A leader in this movement toward reclaiming Christmas is Aiden Enns. In 2001, Enns, and six other Christian friends, launched the “Buy Nothing Christmas” campaign. The group sponsored a full-page ad in a Canadian church paper and created a website, BuyNothingChristmas.org. The campaign extends a threefold invitation exhorting Christians to embrace a holiday season that is “richer in meaning, smaller in impact upon the earth, and greater in giving to people less-privileged.”
“Some traditions have gotten distorted and may do more harm than good—like, for example, over-shopping at Christmas. In an affluent, materialistic society, it makes no sense to shower more gifts upon our loved ones as a sign of our love for them in the name of the Prince of Peace, Jesus Christ.

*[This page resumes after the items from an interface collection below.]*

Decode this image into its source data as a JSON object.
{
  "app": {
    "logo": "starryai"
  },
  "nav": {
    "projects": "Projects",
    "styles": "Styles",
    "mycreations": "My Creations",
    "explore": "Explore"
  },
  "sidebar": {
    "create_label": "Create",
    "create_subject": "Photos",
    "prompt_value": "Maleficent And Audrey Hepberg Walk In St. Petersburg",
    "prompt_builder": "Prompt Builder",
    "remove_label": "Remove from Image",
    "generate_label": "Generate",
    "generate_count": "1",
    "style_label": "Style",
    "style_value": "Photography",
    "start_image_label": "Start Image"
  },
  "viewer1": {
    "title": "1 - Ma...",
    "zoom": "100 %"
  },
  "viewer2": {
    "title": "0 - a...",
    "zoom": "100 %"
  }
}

“Christmas is a time for open displays of generosity as an expression of our gratitude and love … to celebrate togetherness in spite of differences. We can keep doing this, even though we change some of our traditions.”
Author and activist Shane Claiborne shares Enns’ passion for establishing new holiday traditions. “My mom and I sew clothes every Christmas,” Claiborne says. “I’ve become quite a tailor with her. It’s fun. It’s life-giving. Where that comes from is trying to create a third way that’s neither culture or counterculture, always reacting all the time.”
Like Enns, Claiborne encourages Christians to be a little more creative than we’ve been up to this point. He explains: “Let’s figure out new ways that we really honor Jesus by celebrating His birth. Let’s figure out ways we create rituals and traditions within our own families. I see folks making gifts together at Christmas, folks doing things like The Heifer Project and other ways that they give gifts to offer dignity and honor to people who don’t have enough.”
Enns offers some sage advice to those considering establishing new ways of celebrating the birth of Jesus this year—particularly encouraging moderation. “Start small and explain what you’re doing. Sure, some people will want to go hardcore and only give homemade things, used goods or vicarious charity donations. But often that can be divisive—‘I’m righteous, you’re not.’
“I prefer to remain in conversation with those with whom I differ. And try to refrain from being judgmental of others. It helps to be less harsh on yourself, and then extend that grace to others.”
An incarnational Christmas
A friend of mine stands in this holy parade of disciples. Last fall, Jan told me she wanted to do Christmas “differently.”
“Yeah,” I thought cynically, “don’t we all? Been there, tried that.”
After the holiday, I didn’t even bother asking her how it had gone. That can feel so shameful. The next time I saw her, though, Jan was beaming. Though her home had boasted no Christmas tree, no plastic reindeer, no twinkly lights and no tinsel, Jan exclaimed, “It was my best Christmas ever!”
Jan had canvassed her neighborhood, knocking on each door, saying simply: “Hi. I’m wondering if there’s anything I can do for you? It’s Christmas and I’m wanting to give back something to my community.”
Typically, her efforts were met with blank stares and polite refusals. Using her most persuasive tone, she’d try to talk folks into a leaf-raking or gutter-cleaning. In the end, she was invited onto a few roofs. She baked a lot of bread for others. She made some new friends. As I imagined her scooping nasty muck out of gooey gutters, I couldn’t help but notice that her incarnate service was a lot more like the first Christmas than any of the stuff we wrap with red-and-green polka-dotted wrapping paper today.
So this Christmas, know that as you pursue a celebration that is richer in meaning, smaller in impact and greater in giving to people less-privileged, you honor the One whom we celebrate. May He take delight in your holy gifts of obedience.
This article originally appeared in the Nov/Dec 2009 issue of RELEVANT.